(App and web page records)
§ §
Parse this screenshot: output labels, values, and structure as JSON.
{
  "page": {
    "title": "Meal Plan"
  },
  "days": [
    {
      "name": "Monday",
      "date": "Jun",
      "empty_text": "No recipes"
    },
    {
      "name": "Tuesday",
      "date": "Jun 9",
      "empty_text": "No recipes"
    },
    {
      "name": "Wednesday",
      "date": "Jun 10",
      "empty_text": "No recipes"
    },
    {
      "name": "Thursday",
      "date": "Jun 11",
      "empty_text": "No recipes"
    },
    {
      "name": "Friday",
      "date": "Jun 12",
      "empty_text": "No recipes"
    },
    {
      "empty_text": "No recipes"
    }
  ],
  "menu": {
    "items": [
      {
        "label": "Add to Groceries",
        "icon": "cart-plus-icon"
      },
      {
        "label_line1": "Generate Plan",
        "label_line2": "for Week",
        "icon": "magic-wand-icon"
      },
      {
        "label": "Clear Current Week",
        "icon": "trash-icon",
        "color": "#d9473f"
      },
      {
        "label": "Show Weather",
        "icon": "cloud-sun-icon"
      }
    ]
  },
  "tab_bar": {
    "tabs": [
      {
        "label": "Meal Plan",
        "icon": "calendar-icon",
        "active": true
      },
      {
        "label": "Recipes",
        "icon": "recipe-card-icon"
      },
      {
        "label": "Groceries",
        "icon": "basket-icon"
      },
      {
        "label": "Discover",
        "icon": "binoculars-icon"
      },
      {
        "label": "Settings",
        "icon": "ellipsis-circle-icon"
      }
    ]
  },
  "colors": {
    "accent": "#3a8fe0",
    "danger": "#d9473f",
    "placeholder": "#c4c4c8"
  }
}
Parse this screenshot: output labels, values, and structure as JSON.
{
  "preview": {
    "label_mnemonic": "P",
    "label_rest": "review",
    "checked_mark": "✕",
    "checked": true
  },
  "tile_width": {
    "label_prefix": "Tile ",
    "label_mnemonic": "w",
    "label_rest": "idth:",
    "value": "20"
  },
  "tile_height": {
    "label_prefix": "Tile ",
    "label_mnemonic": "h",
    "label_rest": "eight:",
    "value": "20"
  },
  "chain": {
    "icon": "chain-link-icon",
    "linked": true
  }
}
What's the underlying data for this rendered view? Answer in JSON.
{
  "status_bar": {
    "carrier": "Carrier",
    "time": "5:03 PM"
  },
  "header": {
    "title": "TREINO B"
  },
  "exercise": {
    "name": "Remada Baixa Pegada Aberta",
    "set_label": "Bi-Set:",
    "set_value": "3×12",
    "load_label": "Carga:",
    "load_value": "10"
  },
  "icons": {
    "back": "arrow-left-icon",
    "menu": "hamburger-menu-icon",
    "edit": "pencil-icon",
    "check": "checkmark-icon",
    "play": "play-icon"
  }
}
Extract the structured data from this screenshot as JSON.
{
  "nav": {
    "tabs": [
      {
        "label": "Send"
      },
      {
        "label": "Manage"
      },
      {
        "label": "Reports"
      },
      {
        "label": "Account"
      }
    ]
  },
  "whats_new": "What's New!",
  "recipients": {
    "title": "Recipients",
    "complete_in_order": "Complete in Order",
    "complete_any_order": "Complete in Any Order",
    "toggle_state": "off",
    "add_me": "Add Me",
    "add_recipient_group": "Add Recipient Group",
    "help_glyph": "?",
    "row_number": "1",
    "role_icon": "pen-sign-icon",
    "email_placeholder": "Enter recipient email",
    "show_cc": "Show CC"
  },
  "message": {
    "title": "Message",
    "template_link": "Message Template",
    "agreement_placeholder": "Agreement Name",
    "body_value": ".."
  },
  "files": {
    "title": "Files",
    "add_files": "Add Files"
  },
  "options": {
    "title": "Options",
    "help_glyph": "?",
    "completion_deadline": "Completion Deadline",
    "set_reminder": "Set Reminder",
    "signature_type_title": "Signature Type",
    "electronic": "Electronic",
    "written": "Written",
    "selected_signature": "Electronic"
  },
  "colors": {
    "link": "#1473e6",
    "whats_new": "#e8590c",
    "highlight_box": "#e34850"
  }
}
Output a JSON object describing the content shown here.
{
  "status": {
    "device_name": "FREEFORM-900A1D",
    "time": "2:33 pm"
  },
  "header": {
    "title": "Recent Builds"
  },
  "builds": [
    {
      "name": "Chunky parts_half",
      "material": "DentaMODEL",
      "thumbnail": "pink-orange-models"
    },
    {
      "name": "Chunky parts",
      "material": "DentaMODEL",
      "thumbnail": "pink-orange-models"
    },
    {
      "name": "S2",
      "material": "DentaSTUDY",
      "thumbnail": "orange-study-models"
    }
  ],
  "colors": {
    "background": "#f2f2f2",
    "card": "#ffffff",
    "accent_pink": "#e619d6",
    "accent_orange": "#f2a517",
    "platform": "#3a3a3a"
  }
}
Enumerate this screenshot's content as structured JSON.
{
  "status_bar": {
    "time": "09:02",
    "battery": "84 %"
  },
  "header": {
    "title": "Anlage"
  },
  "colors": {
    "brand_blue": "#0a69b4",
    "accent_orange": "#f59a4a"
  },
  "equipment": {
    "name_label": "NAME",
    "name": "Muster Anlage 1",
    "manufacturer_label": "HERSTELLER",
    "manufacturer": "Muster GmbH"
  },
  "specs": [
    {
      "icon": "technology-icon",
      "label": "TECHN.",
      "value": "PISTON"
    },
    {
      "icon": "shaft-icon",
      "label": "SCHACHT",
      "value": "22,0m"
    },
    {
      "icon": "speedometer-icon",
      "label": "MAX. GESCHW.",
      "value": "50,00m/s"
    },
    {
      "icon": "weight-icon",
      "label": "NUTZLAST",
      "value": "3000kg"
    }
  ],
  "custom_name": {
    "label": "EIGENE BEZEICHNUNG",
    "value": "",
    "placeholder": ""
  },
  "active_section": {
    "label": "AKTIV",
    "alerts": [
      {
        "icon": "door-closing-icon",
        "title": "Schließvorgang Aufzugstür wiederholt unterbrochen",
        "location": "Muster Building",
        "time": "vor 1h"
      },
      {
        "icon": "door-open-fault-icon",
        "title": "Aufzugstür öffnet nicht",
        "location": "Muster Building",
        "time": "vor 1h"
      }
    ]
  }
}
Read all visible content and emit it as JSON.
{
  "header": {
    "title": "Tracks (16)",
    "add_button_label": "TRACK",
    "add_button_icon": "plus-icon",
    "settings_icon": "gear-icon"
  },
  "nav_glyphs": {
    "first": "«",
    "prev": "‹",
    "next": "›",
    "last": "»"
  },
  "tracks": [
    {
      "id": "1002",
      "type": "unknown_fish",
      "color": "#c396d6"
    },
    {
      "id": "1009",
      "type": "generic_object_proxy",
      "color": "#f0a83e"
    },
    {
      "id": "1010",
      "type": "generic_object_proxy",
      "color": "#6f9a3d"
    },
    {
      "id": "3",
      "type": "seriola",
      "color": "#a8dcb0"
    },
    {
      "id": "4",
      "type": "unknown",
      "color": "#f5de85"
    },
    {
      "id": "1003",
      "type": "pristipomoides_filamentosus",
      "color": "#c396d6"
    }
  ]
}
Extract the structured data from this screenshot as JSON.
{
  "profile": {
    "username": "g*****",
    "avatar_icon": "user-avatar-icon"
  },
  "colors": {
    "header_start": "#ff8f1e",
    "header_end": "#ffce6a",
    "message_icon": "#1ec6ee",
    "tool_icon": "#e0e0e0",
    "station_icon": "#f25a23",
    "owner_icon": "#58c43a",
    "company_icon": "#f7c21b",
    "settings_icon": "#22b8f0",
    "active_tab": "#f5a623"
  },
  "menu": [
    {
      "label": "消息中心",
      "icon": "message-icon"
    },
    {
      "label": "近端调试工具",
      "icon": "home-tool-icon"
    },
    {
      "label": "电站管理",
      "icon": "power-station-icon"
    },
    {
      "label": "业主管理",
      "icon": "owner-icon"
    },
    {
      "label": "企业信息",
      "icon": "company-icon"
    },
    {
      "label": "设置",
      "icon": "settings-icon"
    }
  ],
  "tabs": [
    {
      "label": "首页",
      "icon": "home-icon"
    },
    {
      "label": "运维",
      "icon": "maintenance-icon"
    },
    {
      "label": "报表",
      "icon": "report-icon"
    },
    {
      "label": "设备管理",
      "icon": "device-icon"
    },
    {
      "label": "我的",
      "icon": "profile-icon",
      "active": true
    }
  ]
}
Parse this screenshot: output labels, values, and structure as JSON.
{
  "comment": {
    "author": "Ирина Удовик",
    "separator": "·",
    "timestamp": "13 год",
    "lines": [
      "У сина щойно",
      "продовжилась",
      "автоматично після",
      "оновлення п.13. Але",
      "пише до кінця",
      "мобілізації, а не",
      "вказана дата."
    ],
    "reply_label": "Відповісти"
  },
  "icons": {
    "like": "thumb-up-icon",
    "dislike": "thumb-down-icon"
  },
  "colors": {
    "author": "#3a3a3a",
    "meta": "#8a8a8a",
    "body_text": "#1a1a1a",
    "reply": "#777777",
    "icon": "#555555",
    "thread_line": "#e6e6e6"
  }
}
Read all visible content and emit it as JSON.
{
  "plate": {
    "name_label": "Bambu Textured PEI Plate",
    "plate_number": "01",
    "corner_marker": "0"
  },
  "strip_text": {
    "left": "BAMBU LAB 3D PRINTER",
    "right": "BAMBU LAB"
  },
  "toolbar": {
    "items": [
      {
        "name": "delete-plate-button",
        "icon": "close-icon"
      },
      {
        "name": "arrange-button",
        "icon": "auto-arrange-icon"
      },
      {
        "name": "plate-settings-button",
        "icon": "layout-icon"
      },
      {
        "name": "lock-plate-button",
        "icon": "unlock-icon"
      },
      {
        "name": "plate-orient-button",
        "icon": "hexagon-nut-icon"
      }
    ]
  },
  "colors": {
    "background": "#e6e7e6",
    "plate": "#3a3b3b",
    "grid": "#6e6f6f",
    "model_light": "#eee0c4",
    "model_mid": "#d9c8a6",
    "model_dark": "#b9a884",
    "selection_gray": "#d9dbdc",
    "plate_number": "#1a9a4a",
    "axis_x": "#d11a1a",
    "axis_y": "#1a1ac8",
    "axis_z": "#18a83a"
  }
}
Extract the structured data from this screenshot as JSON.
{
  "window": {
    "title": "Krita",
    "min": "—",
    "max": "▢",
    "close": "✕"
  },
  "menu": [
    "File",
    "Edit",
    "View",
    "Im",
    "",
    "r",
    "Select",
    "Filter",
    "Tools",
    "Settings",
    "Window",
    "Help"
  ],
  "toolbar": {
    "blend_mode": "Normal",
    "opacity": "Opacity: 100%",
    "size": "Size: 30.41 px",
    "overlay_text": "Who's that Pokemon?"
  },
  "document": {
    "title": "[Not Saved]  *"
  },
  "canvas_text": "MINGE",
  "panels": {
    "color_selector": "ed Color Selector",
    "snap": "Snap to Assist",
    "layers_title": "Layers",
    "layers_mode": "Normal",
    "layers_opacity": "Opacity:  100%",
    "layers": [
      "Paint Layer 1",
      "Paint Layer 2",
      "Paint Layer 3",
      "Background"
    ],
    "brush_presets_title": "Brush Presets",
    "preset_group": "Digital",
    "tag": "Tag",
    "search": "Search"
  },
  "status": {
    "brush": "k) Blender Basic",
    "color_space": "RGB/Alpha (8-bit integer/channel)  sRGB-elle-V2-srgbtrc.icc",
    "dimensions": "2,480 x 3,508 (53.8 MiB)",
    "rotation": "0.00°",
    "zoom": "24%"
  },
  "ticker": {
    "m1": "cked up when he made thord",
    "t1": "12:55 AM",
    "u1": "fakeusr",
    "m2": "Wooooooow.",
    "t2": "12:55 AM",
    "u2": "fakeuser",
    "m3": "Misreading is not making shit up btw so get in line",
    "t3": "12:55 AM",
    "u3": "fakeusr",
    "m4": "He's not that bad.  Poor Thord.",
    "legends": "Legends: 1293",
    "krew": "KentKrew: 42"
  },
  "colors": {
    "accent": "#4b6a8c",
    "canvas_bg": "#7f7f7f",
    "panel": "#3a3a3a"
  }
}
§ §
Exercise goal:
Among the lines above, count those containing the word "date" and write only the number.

Written answer:
5